Work required >> If a line below contains "number", count it. Report the final total and nothing more.

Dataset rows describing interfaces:
= = = = = = =

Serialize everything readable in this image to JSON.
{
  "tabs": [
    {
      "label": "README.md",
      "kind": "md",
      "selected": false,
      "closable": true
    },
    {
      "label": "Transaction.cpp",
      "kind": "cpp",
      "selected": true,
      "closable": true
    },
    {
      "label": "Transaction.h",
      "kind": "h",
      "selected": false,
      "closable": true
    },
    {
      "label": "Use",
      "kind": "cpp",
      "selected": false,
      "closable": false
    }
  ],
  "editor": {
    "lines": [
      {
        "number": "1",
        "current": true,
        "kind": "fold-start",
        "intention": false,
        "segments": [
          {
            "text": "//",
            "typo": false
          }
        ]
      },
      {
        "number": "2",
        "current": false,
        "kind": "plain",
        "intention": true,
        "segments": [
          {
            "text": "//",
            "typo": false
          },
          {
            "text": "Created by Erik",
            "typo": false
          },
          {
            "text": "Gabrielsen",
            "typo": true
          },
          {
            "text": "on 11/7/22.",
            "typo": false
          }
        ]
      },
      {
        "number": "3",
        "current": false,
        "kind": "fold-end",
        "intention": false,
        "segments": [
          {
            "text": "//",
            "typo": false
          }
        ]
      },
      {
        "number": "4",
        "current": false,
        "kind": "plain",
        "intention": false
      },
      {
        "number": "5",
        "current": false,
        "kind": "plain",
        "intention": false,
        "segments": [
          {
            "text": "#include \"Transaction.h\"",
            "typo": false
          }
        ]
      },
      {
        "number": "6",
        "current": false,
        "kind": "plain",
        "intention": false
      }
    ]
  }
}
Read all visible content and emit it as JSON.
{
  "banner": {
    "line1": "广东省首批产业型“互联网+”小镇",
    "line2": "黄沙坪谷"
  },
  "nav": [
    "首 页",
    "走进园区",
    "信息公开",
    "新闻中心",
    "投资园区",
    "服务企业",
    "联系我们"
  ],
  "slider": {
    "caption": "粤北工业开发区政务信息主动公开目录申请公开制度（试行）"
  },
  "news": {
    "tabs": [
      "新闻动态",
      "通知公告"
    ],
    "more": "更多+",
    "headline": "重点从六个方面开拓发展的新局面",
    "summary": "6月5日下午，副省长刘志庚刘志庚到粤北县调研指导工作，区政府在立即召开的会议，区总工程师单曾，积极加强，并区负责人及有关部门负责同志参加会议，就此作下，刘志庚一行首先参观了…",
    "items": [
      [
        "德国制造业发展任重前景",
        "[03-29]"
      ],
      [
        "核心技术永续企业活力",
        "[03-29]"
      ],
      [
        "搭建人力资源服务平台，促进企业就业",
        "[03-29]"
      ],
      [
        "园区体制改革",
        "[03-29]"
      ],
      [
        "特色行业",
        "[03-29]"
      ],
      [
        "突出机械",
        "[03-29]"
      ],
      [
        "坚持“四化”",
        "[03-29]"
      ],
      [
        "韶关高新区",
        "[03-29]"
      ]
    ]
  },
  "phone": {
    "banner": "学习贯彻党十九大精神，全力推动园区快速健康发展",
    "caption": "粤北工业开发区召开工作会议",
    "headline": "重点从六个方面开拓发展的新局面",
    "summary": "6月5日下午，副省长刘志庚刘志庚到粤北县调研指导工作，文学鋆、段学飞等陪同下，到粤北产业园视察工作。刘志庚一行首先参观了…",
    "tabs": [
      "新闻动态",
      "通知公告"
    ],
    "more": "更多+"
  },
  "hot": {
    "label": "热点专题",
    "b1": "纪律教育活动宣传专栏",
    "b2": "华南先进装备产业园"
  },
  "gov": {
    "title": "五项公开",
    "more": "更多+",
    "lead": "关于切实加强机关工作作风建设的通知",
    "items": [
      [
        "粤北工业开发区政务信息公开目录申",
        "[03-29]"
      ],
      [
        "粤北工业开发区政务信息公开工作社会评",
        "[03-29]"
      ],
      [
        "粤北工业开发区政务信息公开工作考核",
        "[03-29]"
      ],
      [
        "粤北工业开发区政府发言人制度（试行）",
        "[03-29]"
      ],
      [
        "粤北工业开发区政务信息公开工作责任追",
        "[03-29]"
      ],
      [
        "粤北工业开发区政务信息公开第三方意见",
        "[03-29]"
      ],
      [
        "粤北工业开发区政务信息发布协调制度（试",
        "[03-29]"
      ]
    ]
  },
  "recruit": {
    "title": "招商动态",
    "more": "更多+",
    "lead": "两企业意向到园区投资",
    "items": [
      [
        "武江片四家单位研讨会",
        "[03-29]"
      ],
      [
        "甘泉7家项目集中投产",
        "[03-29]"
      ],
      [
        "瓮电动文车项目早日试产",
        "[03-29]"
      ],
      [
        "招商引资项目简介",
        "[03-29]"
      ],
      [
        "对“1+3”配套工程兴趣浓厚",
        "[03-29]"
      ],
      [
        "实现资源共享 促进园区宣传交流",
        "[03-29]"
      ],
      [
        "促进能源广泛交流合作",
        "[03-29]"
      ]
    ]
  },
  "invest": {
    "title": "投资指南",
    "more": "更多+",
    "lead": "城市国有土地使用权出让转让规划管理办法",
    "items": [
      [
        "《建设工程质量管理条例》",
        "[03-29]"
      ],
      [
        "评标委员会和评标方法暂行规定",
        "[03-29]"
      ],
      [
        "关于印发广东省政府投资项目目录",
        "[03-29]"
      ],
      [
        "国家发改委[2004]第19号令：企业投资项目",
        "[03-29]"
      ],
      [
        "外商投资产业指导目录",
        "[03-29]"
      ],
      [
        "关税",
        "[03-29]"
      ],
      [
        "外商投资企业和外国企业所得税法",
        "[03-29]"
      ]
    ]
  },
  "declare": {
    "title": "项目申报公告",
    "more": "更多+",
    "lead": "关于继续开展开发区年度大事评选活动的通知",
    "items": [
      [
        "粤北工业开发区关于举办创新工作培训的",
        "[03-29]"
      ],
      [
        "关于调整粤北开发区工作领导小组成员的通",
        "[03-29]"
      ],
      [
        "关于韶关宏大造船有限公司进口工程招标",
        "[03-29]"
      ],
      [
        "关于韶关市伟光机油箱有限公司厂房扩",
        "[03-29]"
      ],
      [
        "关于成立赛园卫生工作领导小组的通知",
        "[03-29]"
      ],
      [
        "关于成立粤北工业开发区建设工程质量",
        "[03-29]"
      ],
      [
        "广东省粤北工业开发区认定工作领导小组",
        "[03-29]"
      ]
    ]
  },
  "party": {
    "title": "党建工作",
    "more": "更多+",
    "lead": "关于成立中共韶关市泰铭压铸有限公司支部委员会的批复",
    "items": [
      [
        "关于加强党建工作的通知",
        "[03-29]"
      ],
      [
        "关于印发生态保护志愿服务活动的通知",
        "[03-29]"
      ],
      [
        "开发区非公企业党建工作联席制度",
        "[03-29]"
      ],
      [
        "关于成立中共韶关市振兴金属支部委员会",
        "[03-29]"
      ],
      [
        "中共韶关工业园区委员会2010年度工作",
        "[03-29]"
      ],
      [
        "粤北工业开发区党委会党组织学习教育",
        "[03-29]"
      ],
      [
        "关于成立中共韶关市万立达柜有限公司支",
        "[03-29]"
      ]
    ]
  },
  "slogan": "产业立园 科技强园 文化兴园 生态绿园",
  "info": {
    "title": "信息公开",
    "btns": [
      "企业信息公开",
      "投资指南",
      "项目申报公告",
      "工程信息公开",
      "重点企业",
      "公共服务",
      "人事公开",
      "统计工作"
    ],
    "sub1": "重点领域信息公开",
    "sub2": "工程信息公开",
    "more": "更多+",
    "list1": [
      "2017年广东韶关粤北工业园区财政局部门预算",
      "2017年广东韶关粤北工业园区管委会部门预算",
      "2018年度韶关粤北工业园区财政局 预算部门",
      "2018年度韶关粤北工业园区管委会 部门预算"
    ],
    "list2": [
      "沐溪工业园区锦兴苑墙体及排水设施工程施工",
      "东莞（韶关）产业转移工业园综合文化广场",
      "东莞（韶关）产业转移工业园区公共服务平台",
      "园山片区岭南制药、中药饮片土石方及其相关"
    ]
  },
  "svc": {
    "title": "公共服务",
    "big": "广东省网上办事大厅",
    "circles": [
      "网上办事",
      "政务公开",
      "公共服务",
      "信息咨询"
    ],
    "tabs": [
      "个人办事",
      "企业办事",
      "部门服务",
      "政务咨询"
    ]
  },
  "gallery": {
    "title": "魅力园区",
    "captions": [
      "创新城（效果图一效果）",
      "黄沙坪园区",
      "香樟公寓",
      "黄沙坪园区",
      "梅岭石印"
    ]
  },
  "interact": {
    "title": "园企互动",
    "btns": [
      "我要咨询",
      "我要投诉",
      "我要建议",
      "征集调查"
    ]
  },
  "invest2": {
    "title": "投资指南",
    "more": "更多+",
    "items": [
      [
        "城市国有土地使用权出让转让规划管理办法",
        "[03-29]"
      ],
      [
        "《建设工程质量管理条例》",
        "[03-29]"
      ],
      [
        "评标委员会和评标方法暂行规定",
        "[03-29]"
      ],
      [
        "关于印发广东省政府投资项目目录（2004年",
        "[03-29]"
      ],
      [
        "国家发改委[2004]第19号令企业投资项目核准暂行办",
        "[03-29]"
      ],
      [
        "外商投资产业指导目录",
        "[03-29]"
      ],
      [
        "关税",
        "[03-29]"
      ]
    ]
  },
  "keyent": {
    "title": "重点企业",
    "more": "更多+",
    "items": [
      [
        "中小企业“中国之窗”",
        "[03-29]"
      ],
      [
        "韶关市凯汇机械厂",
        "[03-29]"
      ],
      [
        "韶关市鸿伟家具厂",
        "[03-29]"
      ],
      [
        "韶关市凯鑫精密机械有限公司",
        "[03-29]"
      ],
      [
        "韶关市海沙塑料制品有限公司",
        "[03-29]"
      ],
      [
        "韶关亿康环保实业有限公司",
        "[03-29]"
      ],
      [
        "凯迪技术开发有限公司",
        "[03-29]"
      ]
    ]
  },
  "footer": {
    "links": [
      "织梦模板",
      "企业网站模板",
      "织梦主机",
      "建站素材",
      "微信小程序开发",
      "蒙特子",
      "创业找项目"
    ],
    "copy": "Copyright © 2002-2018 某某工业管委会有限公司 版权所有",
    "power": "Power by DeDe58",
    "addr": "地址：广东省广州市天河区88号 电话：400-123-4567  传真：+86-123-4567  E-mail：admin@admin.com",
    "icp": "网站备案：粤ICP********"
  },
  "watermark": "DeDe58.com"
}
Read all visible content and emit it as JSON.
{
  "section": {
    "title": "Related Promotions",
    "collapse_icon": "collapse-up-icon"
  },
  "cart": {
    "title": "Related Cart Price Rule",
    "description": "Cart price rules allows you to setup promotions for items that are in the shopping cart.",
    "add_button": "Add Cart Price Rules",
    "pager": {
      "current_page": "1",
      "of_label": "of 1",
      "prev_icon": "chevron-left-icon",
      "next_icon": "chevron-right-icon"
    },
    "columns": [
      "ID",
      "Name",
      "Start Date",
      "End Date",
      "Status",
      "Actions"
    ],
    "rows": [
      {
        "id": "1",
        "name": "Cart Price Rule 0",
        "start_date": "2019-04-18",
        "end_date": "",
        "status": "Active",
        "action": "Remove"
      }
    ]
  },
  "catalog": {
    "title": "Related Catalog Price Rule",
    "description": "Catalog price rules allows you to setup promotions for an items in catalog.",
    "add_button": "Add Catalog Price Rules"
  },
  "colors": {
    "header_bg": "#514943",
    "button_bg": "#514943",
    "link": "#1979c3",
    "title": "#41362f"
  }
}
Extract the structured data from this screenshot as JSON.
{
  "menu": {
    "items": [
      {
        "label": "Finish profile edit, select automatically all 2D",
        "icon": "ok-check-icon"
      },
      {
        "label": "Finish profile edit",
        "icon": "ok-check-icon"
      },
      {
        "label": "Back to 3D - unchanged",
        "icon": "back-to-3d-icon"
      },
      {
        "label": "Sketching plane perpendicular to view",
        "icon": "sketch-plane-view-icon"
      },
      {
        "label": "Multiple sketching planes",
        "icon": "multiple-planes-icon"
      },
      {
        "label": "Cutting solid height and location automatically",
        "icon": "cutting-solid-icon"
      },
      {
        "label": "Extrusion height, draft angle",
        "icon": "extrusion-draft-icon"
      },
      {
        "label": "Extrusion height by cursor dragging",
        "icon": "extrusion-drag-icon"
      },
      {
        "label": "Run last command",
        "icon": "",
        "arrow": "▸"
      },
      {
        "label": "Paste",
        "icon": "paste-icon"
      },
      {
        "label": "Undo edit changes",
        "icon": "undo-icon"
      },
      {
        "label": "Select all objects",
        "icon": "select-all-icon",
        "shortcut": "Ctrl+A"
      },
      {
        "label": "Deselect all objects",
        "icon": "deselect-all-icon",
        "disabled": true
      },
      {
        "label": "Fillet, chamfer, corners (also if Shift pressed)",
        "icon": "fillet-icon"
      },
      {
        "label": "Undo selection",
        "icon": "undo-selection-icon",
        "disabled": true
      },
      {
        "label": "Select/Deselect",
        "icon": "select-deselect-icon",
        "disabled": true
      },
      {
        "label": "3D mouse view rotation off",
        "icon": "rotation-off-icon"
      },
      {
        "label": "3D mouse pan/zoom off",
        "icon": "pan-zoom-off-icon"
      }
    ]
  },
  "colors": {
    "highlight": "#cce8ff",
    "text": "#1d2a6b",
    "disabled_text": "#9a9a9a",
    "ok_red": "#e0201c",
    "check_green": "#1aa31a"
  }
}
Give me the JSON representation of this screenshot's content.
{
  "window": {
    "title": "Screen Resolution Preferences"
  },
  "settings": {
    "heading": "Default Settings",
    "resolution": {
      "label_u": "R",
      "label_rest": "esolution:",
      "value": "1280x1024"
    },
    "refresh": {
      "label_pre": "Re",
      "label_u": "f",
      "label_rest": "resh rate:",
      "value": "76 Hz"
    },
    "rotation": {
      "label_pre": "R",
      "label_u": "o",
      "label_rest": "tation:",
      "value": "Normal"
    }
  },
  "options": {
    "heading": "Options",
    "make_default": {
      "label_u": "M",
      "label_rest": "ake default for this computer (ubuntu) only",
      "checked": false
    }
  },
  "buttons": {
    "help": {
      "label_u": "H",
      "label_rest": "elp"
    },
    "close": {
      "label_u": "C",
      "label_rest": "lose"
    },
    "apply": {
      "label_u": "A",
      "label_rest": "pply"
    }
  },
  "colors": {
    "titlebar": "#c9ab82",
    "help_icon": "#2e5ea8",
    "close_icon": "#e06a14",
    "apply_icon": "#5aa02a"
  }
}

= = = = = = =

Problem solution >> 6